It’s got a cool little backward guitar section in there, that as a Beatles fan I greatly appreciate. I also like the subtle reference to The Beatles’ own protest song, “Revolution,” in the lyrics “Count me out, count me in.” The song’s guitar riff is very cool, and the whole song has a rock and roll spirit that I really appreciate. But is it a formulaic “protest song?” In a way, you can almost hear the boys at rehearsal saying, “Hey! Let’s write a protest song!” Maybe it is out of a can, but I think the band does it really well and I love the result.
They also move away from the pub rock thing in the bluesy, classic rock-sounding “Waiting on the Sun.”
There’s lots of great little lead guitar doodles behind the vocals.

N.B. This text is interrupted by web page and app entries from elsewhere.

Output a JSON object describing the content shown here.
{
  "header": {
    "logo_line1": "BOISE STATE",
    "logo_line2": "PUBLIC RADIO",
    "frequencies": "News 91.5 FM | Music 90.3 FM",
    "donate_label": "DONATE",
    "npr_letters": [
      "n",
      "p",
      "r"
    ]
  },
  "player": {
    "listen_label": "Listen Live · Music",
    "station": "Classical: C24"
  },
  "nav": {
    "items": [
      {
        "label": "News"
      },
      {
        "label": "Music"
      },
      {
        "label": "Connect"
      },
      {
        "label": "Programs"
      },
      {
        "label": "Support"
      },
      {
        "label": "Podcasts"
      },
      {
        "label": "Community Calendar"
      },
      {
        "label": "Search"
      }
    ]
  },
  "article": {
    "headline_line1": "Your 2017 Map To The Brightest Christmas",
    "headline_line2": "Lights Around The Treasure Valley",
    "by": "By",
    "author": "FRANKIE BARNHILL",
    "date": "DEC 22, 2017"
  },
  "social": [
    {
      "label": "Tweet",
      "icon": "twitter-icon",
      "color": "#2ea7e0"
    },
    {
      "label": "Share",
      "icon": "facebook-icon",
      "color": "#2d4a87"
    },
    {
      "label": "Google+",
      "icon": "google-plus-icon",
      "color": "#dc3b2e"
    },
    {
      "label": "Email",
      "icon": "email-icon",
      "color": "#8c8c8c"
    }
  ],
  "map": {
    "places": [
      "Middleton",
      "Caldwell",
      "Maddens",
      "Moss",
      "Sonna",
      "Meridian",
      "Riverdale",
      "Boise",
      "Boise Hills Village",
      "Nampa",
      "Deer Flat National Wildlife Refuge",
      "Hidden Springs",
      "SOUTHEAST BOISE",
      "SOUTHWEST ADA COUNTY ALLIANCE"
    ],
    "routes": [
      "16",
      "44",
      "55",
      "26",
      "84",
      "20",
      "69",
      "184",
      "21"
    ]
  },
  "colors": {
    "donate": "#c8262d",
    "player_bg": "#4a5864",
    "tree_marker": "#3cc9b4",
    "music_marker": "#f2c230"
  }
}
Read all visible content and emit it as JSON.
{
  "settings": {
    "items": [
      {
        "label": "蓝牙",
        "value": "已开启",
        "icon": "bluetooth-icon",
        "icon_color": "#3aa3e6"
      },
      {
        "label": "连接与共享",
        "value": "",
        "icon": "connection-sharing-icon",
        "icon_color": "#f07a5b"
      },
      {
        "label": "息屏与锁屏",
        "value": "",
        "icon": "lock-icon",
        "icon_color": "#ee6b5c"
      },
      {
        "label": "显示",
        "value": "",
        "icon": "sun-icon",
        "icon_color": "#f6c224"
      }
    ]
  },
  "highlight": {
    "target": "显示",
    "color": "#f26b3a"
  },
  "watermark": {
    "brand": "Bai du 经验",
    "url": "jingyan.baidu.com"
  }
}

The guitar has that Gibson sound, a rock and roll sound that always connects with me. Once again, Krone’s voice carries the song. He puts his all into it, singing lyrics that offer the Morning After response to all those previous Happy Party songs. He’s a talented guy who’s released a couple solo albums, and at least one pretty great solo Summer Pop Song.
On Astoria, he also composed the multi-part punk/pop epic “Open Up the Sky,” which closes the album. This song features a slow section, a fast section, some gibberish sounds reminiscent of The Beatles’ “I Am the Walrus,” and an extended guitar solo (about 4:30 to the end) by Krone to close out the song.
But I like his punk/pop rockers the best. The album title track is a particularly good one.
I’m a sucker for a song with a bouncy bass line. And when a little bit of organ is thrown over the top, I’m typically going to stick around to hear more. It’s all put together well here, and Krone uses his desperation voice, warning a girl that “the spotlight is fucking contagious,” and reminding her that she’s his “Astoria.” The neighborhood in Queens? Maybe. The US’s early 19th century Pacific Coast colony attempt in northern Oregon, which failed miserably? Possible, I guess.
But what does it all mean? I don’t know. The great thing about rock and roll is that it doesn’t have to make sense. With a good rock song, you can sing along and dance and shake and that’s enough. If you have the correct apparatus in your head, it will always sound good, even when you’re so old you shake and dance without meaning to. The music will take you right back to what made you feel so good in the first place. I’ve realized now that finding the music that keeps you young is NOT accomplished by staying hip and updating your apparatus. The music that keeps you young is the music that turns the gears you’ve had all along.
Never Gonna Die
Call In the Cavalry
Waiting On the Sun
Having It Large
Two Cent Facts
Madly In Action
Open Up the Sky